WHAT TO WORK ON
Select from the data all lines with the word "任意浏览器中".

DATA EXCERPTS

--

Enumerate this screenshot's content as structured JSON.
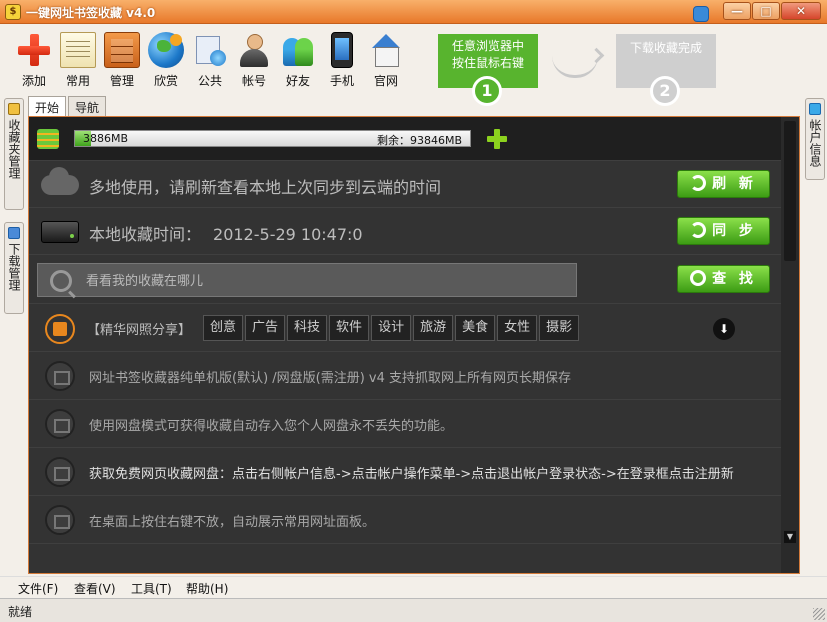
{
  "window": {
    "title": "一键网址书签收藏 v4.0",
    "minimize": "—",
    "maximize": "□",
    "close": "✕"
  },
  "toolbar": {
    "items": [
      {
        "label": "添加",
        "icon": "add-icon"
      },
      {
        "label": "常用",
        "icon": "notepad-icon"
      },
      {
        "label": "管理",
        "icon": "cabinet-icon"
      },
      {
        "label": "欣赏",
        "icon": "globe-icon"
      },
      {
        "label": "公共",
        "icon": "public-icon"
      },
      {
        "label": "帐号",
        "icon": "user-icon"
      },
      {
        "label": "好友",
        "icon": "friends-icon"
      },
      {
        "label": "手机",
        "icon": "phone-icon"
      },
      {
        "label": "官网",
        "icon": "home-icon"
      }
    ],
    "tip1": "任意浏览器中\n按住鼠标右键",
    "tip1_line1": "任意浏览器中",
    "tip1_line2": "按住鼠标右键",
    "tip1_num": "1",
    "tip2": "下载收藏完成",
    "tip2_num": "2"
  },
  "tabs": [
    {
      "label": "开始"
    },
    {
      "label": "导航"
    }
  ],
  "side_left": [
    {
      "label": "收藏夹管理"
    },
    {
      "label": "下载管理"
    }
  ],
  "side_right": [
    {
      "label": "帐户信息"
    }
  ],
  "storage": {
    "used": "3886MB",
    "free": "剩余：93846MB",
    "used_fraction": 0.04
  },
  "sync": {
    "message": "多地使用，请刷新查看本地上次同步到云端的时间",
    "refresh_label": "刷 新",
    "local_label": "本地收藏时间：",
    "local_time": "2012-5-29 10:47:0",
    "sync_label": "同 步"
  },
  "search": {
    "placeholder": "看看我的收藏在哪儿",
    "button_label": "查 找"
  },
  "categories": {
    "title": "【精华网照分享】",
    "items": [
      "创意",
      "广告",
      "科技",
      "软件",
      "设计",
      "旅游",
      "美食",
      "女性",
      "摄影"
    ]
  },
  "news": [
    "网址书签收藏器纯单机版(默认) /网盘版(需注册) v4 支持抓取网上所有网页长期保存",
    "使用网盘模式可获得收藏自动存入您个人网盘永不丢失的功能。",
    "获取免费网页收藏网盘：点击右侧帐户信息->点击帐户操作菜单->点击退出帐户登录状态->在登录框点击注册新",
    "在桌面上按住右键不放，自动展示常用网址面板。"
  ],
  "menu": [
    {
      "label": "文件(F)"
    },
    {
      "label": "查看(V)"
    },
    {
      "label": "工具(T)"
    },
    {
      "label": "帮助(H)"
    }
  ],
  "status": {
    "text": "就绪"
  }
}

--

YOUR SOLUTION
    "tip1": "任意浏览器中\n按住鼠标右键",
    "tip1_line1": "任意浏览器中",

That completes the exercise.